(Records from a dataset)
= = = = =

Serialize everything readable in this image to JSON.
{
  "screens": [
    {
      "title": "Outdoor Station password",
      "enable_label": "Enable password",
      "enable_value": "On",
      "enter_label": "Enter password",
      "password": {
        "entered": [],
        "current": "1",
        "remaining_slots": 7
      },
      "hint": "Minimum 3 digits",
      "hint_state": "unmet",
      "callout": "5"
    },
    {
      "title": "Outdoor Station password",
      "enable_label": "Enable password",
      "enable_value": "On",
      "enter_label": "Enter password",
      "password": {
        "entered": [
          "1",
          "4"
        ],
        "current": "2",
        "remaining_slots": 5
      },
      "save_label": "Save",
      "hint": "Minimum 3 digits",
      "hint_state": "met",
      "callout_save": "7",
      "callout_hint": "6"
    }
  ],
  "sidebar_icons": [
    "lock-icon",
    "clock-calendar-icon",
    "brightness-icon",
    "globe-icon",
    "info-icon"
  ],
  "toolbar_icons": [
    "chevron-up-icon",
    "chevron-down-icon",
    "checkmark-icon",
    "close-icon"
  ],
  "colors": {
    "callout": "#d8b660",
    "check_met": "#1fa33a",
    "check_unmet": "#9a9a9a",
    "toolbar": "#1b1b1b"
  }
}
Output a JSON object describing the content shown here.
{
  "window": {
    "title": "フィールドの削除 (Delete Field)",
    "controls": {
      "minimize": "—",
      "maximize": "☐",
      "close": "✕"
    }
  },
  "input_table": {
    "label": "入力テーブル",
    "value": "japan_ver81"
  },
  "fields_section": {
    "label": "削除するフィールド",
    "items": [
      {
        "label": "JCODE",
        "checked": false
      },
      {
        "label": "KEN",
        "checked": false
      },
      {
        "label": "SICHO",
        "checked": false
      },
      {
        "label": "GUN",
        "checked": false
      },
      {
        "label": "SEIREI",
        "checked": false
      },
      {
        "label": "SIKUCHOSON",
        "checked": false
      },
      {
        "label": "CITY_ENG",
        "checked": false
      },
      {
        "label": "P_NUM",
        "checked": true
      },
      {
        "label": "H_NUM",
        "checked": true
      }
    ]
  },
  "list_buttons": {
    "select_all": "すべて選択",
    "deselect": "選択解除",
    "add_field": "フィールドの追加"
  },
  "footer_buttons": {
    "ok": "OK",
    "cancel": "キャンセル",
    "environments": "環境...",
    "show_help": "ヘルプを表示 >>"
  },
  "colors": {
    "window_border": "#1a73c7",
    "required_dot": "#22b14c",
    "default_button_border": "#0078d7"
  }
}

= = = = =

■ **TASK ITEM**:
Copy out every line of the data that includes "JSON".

■ **RESPONSE**:
Serialize everything readable in this image to JSON.
Output a JSON object describing the content shown here.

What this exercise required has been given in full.